From the album The Meyrinkian Slumber, set for release on June 30th by Lavadome Productions.
OBSCURE RELIC (Brazil)
The next song hurtles relentlessly on the back of hyper-blasting and head-hammering drums, and the riffing comes in grand waves, with a resonant guitar tone that’s gripping (it sounds as if it were recorded inside a long steel tube). As the music builds in fiery intensity, and the guitars begin to spiral and swirl, it becomes jaw-dropping. Despite the unchained drum performance and the possessed nature of the vocals, the guitar work is absolutely enthralling and all-consuming from start to finish.
From the EP First Black Communion, set for release on August 10 by Hellprod Records.
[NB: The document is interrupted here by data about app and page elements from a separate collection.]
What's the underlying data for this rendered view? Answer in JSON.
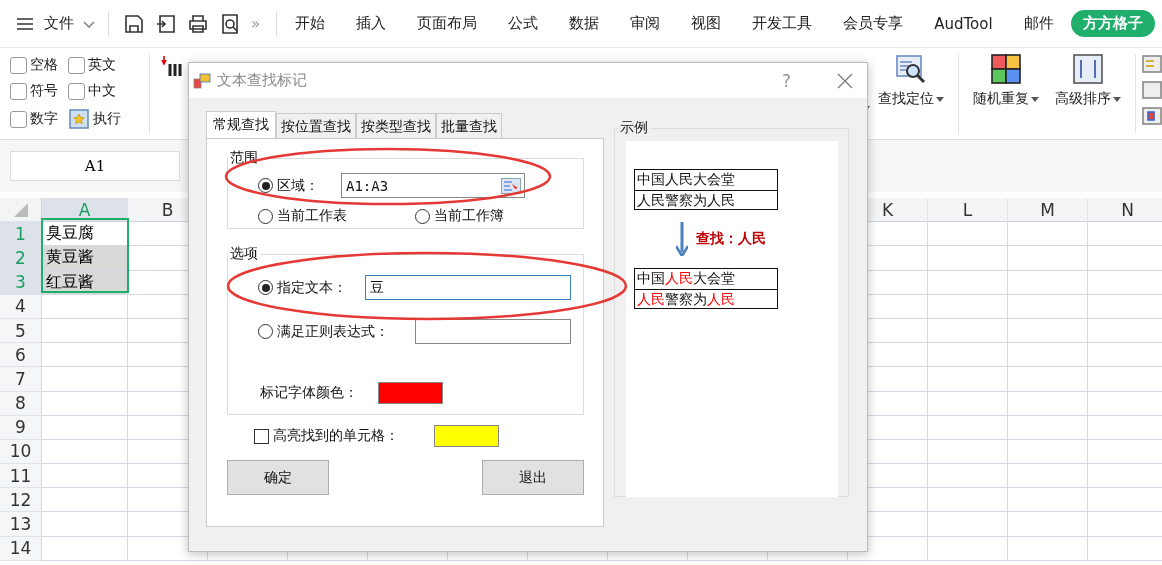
{
  "menu_bar": {
    "file_menu": "文件",
    "more": "»",
    "tabs": [
      {
        "label": "开始",
        "selected": false
      },
      {
        "label": "插入",
        "selected": false
      },
      {
        "label": "页面布局",
        "selected": false
      },
      {
        "label": "公式",
        "selected": false
      },
      {
        "label": "数据",
        "selected": false
      },
      {
        "label": "审阅",
        "selected": false
      },
      {
        "label": "视图",
        "selected": false
      },
      {
        "label": "开发工具",
        "selected": false
      },
      {
        "label": "会员专享",
        "selected": false
      },
      {
        "label": "AudTool",
        "selected": false
      },
      {
        "label": "邮件",
        "selected": false
      },
      {
        "label": "方方格子",
        "selected": true
      }
    ]
  },
  "ribbon": {
    "checkboxes": [
      {
        "label": "空格",
        "checked": false
      },
      {
        "label": "英文",
        "checked": false
      },
      {
        "label": "符号",
        "checked": false
      },
      {
        "label": "中文",
        "checked": false
      },
      {
        "label": "数字",
        "checked": false
      }
    ],
    "execute": "执行",
    "tools": [
      "查找定位",
      "随机重复",
      "高级排序"
    ]
  },
  "name_box": "A1",
  "sheet": {
    "columns": [
      {
        "label": "A",
        "selected": true
      },
      {
        "label": "B",
        "selected": false
      },
      {
        "label": "K",
        "selected": false
      },
      {
        "label": "L",
        "selected": false
      },
      {
        "label": "M",
        "selected": false
      },
      {
        "label": "N",
        "selected": false
      }
    ],
    "rows": [
      {
        "label": "1",
        "selected": true,
        "cell": "臭豆腐"
      },
      {
        "label": "2",
        "selected": true,
        "cell": "黄豆酱"
      },
      {
        "label": "3",
        "selected": true,
        "cell": "红豆酱"
      },
      {
        "label": "4",
        "selected": false
      },
      {
        "label": "5",
        "selected": false
      },
      {
        "label": "6",
        "selected": false
      },
      {
        "label": "7",
        "selected": false
      },
      {
        "label": "8",
        "selected": false
      },
      {
        "label": "9",
        "selected": false
      },
      {
        "label": "10",
        "selected": false
      },
      {
        "label": "11",
        "selected": false
      },
      {
        "label": "12",
        "selected": false
      },
      {
        "label": "13",
        "selected": false
      },
      {
        "label": "14",
        "selected": false
      }
    ]
  },
  "dialog": {
    "title": "文本查找标记",
    "help": "?",
    "tabs": [
      {
        "label": "常规查找",
        "selected": true
      },
      {
        "label": "按位置查找",
        "selected": false
      },
      {
        "label": "按类型查找",
        "selected": false
      },
      {
        "label": "批量查找",
        "selected": false
      }
    ],
    "range_group": {
      "legend": "范围",
      "area": {
        "label": "区域：",
        "selected": true,
        "value": "A1:A3"
      },
      "sheet": {
        "label": "当前工作表",
        "selected": false
      },
      "workbook": {
        "label": "当前工作簿",
        "selected": false
      }
    },
    "options_group": {
      "legend": "选项",
      "text": {
        "label": "指定文本：",
        "selected": true,
        "value": "豆"
      },
      "regex": {
        "label": "满足正则表达式：",
        "selected": false
      },
      "font_color": {
        "label": "标记字体颜色：",
        "color": "#ff0000"
      }
    },
    "highlight": {
      "label": "高亮找到的单元格：",
      "checked": false,
      "color": "#ffff00"
    },
    "buttons": [
      "确定",
      "退出"
    ],
    "example": {
      "legend": "示例",
      "before": [
        "中国人民大会堂",
        "人民警察为人民"
      ],
      "search_label": "查找：人民",
      "after": [
        "中国**人民**大会堂",
        "**人民**警察为**人民**"
      ]
    }
  }
}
The engrossing cover art slowly turns, and the gripping riffs in the next song wash over the listener in grand waves of disturbing yet also mystifying and entrancing sound. By contrast, the drums hammer you senseless and the bass work is a darting, vibrant sensation, while the vocals are crazed in their intensity. Against a backdrop of measured martial beats, the song becomes a blaze of chaos and violent ecstasy, yet the sweeping power of those waves of sound and the chiming tones that rise up through this spectacular storm create a feeling of awe.
From the album Stare Into the Abyss, set for release on June 30th by Odium Records.
The next song is a slow burn, a departure from the usual thread of these columns, but it so strongly seized me that I felt compelled to include it. Among other things, it involves passionate singing of considerable power and fluid guitar melodies whose sorrowful tones are poignant. But it’s also tremendously heavy — it will jolt your spine — and the vocals turn to wrenching screams of even greater emotional intensity as the song builds in power. The drumming is beautifully nuanced, but at the right time becomes a pummeling piston within the enveloping storm of calamitous sound. Tremendously magnificent and memorable song too.
From the band’s forthcoming third full-length Nerimo Dienos (Days of Disquiet). I haven’t found a release date.
Jet-speed blast-beats and a raw, searing guitar sound mark the opening of this next song, along with equally raw and cauterizing shrieks. But the drumming moves into head-hooking beats, the riffing becomes almost joyously and defiantly ebullient, the rapid-fire bass seizes attention as well, and the vocals also include tyrannical growls. It’s a ferocious onslaught, but one that includes seductive, pinging arpeggios, and the varying riffs are all tremendously charismatic. The celestial voices and ringing acoustic strings at the end make for a fine contrasting finale to a song that’s capable of spiriting you away with its irresistible spirit and energy.
From a self-titled debut EP, set for release on June 26 by Spread Evil, with distribution by Militant Underground.
TERROR MACHINE (Norway)
To conclude, I’ve picked a song that has terrific primal power. Jagged, jolting chords and swarming and scything riffs present equally cruel and terrorizing aspects, and the acidic goblin snarls sound rabid. On the low end, the drumming and the bass sound like sledgehammers at work on granite. And all of that is well and good, but as icing on the cake, the rapidly rippling melodic leads quickly get their hooks in your head, even though they sound almost hysterically despairing. And the track is capped by an explosive, blood-rushing finish — which makes a nice finish to this entire mega-sized collection.
From the EP Ingen retrett (no retreat), whose lyrics were inspired by World War I, set for release on July 3rd by Stench From Below Records.